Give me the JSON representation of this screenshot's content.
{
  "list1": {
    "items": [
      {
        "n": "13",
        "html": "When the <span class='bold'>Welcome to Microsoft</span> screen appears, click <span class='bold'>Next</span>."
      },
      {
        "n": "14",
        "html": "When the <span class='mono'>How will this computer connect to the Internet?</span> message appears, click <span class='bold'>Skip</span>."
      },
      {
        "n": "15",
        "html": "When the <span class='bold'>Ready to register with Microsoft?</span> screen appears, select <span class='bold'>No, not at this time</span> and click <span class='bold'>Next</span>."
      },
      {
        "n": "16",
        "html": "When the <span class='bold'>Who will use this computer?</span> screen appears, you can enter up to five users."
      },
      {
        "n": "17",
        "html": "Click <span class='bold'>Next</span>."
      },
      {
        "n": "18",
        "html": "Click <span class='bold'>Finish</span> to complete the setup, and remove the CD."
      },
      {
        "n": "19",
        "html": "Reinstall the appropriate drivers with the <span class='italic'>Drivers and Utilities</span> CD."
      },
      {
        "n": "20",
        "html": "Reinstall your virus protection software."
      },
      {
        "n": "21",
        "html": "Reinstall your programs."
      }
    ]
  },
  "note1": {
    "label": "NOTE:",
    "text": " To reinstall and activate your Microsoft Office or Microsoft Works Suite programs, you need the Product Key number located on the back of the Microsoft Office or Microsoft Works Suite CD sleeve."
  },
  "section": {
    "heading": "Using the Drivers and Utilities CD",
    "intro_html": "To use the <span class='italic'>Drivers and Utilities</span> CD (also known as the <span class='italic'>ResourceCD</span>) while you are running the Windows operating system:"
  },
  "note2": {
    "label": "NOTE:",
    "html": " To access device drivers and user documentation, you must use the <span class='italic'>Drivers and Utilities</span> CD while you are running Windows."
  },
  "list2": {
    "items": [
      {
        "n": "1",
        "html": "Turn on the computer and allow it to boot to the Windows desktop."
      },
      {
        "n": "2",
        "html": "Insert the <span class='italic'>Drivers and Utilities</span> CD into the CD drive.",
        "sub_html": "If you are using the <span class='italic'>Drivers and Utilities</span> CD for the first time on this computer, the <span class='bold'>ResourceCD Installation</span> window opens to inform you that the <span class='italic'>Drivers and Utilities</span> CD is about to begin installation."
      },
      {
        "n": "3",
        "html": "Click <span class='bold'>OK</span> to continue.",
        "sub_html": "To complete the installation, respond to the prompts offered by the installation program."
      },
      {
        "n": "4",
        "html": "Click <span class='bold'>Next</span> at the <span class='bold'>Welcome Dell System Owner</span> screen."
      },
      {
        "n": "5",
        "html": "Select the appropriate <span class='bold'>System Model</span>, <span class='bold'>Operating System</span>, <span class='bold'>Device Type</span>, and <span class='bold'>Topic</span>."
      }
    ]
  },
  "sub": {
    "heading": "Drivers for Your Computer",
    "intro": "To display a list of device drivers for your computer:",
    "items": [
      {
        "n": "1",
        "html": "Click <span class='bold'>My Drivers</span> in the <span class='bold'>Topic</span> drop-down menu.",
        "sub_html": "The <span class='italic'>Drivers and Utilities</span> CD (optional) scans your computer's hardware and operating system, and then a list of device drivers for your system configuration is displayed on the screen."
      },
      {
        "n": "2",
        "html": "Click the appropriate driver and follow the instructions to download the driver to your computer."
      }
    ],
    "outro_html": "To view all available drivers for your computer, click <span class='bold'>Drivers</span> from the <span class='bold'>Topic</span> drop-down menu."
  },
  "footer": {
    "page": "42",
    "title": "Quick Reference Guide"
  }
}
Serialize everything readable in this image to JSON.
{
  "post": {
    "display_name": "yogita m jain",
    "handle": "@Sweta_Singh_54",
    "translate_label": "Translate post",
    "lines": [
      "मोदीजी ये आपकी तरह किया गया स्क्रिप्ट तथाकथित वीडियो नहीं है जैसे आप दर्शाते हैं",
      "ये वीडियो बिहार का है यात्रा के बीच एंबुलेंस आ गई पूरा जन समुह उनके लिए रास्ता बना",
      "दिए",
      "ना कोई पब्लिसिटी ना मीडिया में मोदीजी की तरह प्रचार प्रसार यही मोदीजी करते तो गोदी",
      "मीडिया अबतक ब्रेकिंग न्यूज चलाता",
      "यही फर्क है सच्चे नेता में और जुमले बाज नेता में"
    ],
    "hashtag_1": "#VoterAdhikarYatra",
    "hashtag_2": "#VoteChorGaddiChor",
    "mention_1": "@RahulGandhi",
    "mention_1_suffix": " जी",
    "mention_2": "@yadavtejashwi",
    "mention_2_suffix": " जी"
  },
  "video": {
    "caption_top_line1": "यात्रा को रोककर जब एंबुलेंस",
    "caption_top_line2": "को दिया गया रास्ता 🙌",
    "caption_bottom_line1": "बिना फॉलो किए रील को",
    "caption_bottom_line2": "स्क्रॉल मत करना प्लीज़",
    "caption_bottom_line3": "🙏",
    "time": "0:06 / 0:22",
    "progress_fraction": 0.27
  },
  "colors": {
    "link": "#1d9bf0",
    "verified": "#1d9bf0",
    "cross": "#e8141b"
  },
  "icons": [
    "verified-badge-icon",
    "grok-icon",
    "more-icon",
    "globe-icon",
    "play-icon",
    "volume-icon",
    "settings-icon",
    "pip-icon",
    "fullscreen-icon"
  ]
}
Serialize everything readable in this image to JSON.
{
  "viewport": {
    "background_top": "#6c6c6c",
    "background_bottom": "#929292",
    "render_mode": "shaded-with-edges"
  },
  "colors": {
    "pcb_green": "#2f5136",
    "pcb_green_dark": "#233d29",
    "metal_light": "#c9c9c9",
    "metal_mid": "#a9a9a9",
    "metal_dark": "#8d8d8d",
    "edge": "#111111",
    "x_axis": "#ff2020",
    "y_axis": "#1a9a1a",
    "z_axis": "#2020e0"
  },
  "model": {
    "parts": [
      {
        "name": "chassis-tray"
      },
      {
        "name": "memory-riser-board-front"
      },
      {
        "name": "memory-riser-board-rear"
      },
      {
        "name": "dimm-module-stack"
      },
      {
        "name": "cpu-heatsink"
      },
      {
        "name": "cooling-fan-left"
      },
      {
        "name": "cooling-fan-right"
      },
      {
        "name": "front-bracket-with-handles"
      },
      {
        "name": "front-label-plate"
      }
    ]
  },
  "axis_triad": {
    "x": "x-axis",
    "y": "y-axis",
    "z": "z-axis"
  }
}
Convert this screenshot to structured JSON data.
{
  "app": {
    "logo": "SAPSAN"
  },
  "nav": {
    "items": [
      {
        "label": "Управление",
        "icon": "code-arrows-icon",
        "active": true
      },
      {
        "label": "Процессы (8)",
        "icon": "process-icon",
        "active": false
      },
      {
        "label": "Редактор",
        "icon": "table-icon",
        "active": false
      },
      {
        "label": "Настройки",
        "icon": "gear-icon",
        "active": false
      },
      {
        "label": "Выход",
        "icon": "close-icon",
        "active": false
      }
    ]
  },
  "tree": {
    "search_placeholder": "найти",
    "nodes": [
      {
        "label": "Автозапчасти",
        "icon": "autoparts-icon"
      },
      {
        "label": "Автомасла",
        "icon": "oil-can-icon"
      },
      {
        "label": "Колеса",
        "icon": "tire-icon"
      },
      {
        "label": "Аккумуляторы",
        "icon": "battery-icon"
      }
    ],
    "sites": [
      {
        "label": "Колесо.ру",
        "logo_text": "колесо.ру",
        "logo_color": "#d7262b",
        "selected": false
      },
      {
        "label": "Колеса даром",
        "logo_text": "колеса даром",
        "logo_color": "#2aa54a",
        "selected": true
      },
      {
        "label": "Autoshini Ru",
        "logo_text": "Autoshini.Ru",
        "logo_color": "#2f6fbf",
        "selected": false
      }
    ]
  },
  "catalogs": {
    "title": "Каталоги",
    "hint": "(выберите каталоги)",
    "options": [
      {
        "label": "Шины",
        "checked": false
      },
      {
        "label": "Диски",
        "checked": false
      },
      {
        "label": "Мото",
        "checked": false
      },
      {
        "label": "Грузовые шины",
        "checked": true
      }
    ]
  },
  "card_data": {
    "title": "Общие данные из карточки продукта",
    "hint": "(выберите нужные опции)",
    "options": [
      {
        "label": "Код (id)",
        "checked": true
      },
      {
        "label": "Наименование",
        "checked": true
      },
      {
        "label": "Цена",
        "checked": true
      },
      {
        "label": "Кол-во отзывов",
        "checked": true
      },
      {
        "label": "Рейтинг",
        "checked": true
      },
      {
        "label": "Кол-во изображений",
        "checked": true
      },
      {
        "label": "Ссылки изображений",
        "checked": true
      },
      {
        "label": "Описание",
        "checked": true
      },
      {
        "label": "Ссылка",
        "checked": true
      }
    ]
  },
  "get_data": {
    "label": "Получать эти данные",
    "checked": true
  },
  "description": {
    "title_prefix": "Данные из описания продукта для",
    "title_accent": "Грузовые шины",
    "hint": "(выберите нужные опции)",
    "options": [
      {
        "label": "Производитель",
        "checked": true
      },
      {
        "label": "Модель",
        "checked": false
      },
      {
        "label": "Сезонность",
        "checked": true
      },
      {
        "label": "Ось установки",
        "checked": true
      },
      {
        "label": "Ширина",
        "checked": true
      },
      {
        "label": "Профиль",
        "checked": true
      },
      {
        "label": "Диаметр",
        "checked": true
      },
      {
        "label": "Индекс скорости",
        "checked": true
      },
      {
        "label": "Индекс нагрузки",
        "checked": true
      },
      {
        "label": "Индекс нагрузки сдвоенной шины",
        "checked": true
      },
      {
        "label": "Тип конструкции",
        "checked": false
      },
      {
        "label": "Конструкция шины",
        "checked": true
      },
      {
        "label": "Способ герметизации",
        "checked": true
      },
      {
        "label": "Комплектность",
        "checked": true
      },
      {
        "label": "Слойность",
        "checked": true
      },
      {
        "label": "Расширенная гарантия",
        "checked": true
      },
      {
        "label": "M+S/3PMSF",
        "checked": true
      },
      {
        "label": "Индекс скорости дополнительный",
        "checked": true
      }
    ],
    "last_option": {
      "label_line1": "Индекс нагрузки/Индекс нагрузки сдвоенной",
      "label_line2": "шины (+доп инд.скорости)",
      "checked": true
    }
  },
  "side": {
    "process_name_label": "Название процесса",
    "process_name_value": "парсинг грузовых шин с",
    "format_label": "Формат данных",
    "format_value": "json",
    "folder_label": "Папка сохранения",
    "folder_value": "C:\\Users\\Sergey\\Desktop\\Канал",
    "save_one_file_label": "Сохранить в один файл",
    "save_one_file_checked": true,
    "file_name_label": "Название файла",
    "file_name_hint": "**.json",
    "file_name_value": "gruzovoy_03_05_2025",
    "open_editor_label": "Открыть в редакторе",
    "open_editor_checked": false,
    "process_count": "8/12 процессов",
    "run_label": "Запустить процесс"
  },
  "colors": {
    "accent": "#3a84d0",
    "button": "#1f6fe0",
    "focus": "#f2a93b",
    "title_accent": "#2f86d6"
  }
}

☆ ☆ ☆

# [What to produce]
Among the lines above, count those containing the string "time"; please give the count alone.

# [Reply]
3